▶ _WHAT TO WORK ON_: Every record has to be written out exactly, with no line missing.

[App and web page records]
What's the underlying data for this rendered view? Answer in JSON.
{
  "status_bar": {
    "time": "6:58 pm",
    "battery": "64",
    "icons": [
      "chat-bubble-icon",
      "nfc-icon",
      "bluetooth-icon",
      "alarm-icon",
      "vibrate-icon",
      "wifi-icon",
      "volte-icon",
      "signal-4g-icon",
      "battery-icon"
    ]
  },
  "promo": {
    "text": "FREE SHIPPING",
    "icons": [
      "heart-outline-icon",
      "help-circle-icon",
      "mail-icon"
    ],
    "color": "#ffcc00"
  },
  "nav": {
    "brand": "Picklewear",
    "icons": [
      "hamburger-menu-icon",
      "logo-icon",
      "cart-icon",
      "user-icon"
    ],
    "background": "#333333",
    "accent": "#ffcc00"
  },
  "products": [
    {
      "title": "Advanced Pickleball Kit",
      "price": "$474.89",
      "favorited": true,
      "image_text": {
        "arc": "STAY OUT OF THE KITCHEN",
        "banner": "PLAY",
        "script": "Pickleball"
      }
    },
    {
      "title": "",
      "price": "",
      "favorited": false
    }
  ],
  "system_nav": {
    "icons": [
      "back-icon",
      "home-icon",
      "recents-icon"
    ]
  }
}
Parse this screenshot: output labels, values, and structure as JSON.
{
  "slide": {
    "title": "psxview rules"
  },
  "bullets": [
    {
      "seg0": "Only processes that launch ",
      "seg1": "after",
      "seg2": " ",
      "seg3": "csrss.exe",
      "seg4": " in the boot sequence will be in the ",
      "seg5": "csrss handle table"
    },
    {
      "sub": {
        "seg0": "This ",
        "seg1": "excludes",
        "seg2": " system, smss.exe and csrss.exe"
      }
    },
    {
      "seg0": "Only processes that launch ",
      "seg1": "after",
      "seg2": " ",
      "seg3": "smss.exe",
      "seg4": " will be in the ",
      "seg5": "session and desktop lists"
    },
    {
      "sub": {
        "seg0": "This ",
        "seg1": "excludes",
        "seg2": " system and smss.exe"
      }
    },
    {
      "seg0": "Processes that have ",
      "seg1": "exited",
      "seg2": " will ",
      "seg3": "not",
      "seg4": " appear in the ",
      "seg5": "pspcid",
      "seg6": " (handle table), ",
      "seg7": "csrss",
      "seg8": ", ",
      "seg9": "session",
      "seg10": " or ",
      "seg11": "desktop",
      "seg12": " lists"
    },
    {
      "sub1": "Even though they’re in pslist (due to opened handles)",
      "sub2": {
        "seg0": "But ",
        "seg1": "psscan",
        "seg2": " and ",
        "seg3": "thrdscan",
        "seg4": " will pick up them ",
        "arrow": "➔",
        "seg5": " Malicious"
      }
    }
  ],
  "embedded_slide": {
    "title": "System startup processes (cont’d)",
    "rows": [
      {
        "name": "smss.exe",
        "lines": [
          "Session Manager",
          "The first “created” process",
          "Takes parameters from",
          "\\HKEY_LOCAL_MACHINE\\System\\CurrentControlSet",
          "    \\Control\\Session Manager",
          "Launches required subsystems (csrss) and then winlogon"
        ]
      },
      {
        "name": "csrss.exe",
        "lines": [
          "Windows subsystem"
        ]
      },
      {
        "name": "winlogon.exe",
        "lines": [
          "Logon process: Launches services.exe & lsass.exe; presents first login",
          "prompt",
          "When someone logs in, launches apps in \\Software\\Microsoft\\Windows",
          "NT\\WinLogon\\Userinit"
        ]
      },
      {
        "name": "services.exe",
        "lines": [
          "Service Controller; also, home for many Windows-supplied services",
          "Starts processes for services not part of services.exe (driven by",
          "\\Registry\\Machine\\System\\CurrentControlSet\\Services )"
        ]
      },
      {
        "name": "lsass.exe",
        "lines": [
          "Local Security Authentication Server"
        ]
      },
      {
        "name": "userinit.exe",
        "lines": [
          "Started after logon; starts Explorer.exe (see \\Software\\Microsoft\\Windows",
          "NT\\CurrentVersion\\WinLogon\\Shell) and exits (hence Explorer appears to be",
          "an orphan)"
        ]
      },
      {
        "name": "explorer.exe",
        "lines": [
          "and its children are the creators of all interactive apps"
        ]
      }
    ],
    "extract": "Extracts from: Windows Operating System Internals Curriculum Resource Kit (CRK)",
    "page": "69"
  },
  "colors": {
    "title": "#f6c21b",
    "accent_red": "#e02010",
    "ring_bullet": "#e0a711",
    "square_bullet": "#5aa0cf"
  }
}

▶ _WRITTEN ANSWER_:
What's the underlying data for this rendered view? Answer in JSON.
{
  "status_bar": {
    "time": "6:58 pm",
    "battery": "64",
    "icons": [
      "chat-bubble-icon",
      "nfc-icon",
      "bluetooth-icon",
      "alarm-icon",
      "vibrate-icon",
      "wifi-icon",
      "volte-icon",
      "signal-4g-icon",
      "battery-icon"
    ]
  },
  "promo": {
    "text": "FREE SHIPPING",
    "icons": [
      "heart-outline-icon",
      "help-circle-icon",
      "mail-icon"
    ],
    "color": "#ffcc00"
  },
  "nav": {
    "brand": "Picklewear",
    "icons": [
      "hamburger-menu-icon",
      "logo-icon",
      "cart-icon",
      "user-icon"
    ],
    "background": "#333333",
    "accent": "#ffcc00"
  },
  "products": [
    {
      "title": "Advanced Pickleball Kit",
      "price": "$474.89",
      "favorited": true,
      "image_text": {
        "arc": "STAY OUT OF THE KITCHEN",
        "banner": "PLAY",
        "script": "Pickleball"
      }
    },
    {
      "title": "",
      "price": "",
      "favorited": false
    }
  ],
  "system_nav": {
    "icons": [
      "back-icon",
      "home-icon",
      "recents-icon"
    ]
  }
}
Parse this screenshot: output labels, values, and structure as JSON.
{
  "slide": {
    "title": "psxview rules"
  },
  "bullets": [
    {
      "seg0": "Only processes that launch ",
      "seg1": "after",
      "seg2": " ",
      "seg3": "csrss.exe",
      "seg4": " in the boot sequence will be in the ",
      "seg5": "csrss handle table"
    },
    {
      "sub": {
        "seg0": "This ",
        "seg1": "excludes",
        "seg2": " system, smss.exe and csrss.exe"
      }
    },
    {
      "seg0": "Only processes that launch ",
      "seg1": "after",
      "seg2": " ",
      "seg3": "smss.exe",
      "seg4": " will be in the ",
      "seg5": "session and desktop lists"
    },
    {
      "sub": {
        "seg0": "This ",
        "seg1": "excludes",
        "seg2": " system and smss.exe"
      }
    },
    {
      "seg0": "Processes that have ",
      "seg1": "exited",
      "seg2": " will ",
      "seg3": "not",
      "seg4": " appear in the ",
      "seg5": "pspcid",
      "seg6": " (handle table), ",
      "seg7": "csrss",
      "seg8": ", ",
      "seg9": "session",
      "seg10": " or ",
      "seg11": "desktop",
      "seg12": " lists"
    },
    {
      "sub1": "Even though they’re in pslist (due to opened handles)",
      "sub2": {
        "seg0": "But ",
        "seg1": "psscan",
        "seg2": " and ",
        "seg3": "thrdscan",
        "seg4": " will pick up them ",
        "arrow": "➔",
        "seg5": " Malicious"
      }
    }
  ],
  "embedded_slide": {
    "title": "System startup processes (cont’d)",
    "rows": [
      {
        "name": "smss.exe",
        "lines": [
          "Session Manager",
          "The first “created” process",
          "Takes parameters from",
          "\\HKEY_LOCAL_MACHINE\\System\\CurrentControlSet",
          "    \\Control\\Session Manager",
          "Launches required subsystems (csrss) and then winlogon"
        ]
      },
      {
        "name": "csrss.exe",
        "lines": [
          "Windows subsystem"
        ]
      },
      {
        "name": "winlogon.exe",
        "lines": [
          "Logon process: Launches services.exe & lsass.exe; presents first login",
          "prompt",
          "When someone logs in, launches apps in \\Software\\Microsoft\\Windows",
          "NT\\WinLogon\\Userinit"
        ]
      },
      {
        "name": "services.exe",
        "lines": [
          "Service Controller; also, home for many Windows-supplied services",
          "Starts processes for services not part of services.exe (driven by",
          "\\Registry\\Machine\\System\\CurrentControlSet\\Services )"
        ]
      },
      {
        "name": "lsass.exe",
        "lines": [
          "Local Security Authentication Server"
        ]
      },
      {
        "name": "userinit.exe",
        "lines": [
          "Started after logon; starts Explorer.exe (see \\Software\\Microsoft\\Windows",
          "NT\\CurrentVersion\\WinLogon\\Shell) and exits (hence Explorer appears to be",
          "an orphan)"
        ]
      },
      {
        "name": "explorer.exe",
        "lines": [
          "and its children are the creators of all interactive apps"
        ]
      }
    ],
    "extract": "Extracts from: Windows Operating System Internals Curriculum Resource Kit (CRK)",
    "page": "69"
  },
  "colors": {
    "title": "#f6c21b",
    "accent_red": "#e02010",
    "ring_bullet": "#e0a711",
    "square_bullet": "#5aa0cf"
  }
}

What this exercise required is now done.